What to work on -
For the listing below, report all lines that hold the word "structured".
■ ■ ■ ■ ■
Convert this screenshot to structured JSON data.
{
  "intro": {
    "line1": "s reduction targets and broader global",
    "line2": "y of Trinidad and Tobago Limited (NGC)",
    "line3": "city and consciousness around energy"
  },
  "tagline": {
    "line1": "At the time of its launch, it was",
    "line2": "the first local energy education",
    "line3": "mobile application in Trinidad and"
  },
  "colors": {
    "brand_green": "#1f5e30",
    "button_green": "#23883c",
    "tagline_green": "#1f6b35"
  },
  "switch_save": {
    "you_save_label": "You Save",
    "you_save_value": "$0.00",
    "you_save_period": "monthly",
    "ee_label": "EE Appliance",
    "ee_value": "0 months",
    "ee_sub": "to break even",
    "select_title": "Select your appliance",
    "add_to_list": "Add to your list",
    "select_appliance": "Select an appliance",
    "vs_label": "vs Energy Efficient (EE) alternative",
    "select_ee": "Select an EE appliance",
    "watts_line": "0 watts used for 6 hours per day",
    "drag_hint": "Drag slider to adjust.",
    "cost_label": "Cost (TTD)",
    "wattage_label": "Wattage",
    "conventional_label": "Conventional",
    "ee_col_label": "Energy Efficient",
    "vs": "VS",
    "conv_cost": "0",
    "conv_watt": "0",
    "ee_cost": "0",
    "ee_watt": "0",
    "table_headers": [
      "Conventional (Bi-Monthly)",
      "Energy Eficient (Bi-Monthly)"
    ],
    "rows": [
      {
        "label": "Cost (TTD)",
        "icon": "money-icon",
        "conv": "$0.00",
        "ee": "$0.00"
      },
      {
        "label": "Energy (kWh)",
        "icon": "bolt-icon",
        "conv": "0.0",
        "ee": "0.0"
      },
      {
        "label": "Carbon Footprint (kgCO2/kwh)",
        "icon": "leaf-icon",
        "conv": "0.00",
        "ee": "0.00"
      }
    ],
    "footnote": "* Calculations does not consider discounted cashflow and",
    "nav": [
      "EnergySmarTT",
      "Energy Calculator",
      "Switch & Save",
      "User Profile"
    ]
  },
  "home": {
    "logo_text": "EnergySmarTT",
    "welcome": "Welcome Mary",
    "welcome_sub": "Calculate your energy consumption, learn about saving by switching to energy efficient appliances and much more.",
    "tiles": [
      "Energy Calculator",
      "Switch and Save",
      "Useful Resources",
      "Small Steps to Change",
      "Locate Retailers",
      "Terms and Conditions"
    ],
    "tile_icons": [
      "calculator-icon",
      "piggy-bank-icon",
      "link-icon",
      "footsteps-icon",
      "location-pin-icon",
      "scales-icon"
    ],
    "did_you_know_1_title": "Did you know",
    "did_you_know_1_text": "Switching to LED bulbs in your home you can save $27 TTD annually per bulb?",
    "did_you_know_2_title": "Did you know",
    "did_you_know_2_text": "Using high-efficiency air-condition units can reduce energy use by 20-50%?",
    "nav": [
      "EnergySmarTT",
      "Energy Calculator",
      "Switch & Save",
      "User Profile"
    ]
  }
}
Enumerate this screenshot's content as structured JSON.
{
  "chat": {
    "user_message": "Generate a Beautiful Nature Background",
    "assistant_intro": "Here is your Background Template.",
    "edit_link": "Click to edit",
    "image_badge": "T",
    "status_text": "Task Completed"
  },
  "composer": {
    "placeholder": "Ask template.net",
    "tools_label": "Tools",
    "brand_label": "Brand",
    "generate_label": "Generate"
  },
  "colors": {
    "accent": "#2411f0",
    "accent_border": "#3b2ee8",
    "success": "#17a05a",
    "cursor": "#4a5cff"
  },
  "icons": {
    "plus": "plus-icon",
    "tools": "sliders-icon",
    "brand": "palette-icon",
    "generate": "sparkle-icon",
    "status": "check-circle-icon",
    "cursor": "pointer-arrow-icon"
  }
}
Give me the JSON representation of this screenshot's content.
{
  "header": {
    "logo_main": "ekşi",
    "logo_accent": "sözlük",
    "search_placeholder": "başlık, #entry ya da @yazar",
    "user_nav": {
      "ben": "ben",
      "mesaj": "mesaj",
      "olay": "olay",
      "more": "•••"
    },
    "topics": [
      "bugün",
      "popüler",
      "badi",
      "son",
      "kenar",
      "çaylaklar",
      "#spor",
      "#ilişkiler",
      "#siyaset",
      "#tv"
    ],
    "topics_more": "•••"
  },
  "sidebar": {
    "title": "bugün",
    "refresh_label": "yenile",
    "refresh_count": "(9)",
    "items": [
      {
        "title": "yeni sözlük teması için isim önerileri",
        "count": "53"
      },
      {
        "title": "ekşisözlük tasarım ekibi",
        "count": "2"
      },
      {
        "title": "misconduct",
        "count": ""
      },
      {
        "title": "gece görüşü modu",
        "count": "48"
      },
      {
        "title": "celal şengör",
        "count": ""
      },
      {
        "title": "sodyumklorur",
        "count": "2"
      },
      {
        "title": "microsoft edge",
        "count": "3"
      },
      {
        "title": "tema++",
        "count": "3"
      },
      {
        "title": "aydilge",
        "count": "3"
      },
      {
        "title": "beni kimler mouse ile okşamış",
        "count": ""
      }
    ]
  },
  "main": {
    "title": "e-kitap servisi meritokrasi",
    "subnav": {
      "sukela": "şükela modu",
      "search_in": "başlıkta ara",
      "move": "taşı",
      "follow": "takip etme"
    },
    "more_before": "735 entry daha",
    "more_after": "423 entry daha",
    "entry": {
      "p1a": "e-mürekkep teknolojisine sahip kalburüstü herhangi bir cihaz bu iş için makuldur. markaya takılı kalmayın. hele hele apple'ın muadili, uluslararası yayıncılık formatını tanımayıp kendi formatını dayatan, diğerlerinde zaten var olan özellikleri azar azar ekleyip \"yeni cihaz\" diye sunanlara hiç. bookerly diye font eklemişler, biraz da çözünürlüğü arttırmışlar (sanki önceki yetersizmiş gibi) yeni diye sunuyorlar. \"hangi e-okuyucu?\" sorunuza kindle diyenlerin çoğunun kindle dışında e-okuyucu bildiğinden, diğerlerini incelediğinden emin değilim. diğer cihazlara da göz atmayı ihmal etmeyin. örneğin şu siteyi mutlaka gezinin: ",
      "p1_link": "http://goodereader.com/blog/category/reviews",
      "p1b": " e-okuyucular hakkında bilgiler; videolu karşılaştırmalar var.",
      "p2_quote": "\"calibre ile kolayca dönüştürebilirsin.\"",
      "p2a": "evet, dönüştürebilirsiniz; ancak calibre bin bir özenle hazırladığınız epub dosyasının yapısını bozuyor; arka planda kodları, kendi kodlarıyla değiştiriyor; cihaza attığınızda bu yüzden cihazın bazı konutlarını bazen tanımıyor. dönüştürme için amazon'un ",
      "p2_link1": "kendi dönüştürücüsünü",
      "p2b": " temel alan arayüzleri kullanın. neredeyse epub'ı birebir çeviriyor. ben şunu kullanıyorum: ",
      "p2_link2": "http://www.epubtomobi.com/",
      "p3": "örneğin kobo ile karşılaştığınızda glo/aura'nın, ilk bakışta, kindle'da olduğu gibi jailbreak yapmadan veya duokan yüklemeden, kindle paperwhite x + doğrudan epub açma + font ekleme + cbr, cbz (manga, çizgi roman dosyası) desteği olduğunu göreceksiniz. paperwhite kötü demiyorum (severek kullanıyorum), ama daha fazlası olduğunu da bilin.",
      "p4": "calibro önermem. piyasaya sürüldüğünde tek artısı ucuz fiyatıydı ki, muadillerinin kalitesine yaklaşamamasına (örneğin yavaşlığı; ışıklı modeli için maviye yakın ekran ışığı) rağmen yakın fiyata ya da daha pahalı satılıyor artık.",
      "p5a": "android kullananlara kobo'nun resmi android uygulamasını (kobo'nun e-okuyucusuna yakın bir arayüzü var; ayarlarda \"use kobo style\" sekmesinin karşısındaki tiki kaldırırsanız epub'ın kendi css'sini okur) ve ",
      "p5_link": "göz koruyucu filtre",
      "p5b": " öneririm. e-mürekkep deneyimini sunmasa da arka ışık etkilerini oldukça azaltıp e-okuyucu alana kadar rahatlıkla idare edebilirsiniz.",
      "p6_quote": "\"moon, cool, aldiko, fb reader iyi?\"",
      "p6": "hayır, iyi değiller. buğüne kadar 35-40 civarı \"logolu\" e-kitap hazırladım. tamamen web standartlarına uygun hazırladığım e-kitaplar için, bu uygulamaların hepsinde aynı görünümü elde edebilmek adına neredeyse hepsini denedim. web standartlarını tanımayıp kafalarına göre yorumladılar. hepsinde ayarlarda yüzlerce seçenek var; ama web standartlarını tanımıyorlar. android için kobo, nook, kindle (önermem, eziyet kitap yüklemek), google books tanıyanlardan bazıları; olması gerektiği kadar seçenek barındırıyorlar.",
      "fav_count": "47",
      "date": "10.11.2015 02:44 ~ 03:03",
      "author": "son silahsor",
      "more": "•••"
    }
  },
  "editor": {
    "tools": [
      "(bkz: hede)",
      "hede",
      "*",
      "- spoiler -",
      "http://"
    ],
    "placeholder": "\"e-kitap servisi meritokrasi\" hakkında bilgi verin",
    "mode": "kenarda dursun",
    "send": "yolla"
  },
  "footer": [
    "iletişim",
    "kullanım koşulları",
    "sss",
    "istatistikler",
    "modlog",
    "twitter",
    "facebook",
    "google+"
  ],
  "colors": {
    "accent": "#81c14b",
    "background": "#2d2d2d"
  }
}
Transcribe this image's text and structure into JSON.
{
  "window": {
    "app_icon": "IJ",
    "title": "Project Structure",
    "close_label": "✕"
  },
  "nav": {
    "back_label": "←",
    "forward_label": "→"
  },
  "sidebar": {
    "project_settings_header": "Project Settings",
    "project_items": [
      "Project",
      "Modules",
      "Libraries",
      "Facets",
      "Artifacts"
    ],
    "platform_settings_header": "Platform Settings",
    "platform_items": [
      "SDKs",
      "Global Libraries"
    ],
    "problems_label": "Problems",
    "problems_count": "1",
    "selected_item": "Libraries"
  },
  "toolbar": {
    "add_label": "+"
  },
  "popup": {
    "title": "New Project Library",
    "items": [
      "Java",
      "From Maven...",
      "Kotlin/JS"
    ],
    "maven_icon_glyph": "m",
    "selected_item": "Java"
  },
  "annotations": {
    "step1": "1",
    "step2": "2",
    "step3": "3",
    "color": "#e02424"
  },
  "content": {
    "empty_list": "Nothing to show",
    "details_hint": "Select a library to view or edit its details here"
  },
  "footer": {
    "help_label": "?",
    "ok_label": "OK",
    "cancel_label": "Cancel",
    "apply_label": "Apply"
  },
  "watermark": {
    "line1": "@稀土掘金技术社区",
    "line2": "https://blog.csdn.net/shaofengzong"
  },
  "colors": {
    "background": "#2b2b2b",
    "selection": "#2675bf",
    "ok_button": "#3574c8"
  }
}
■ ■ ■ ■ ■
Worked solution -
Convert this screenshot to structured JSON data.
Enumerate this screenshot's content as structured JSON.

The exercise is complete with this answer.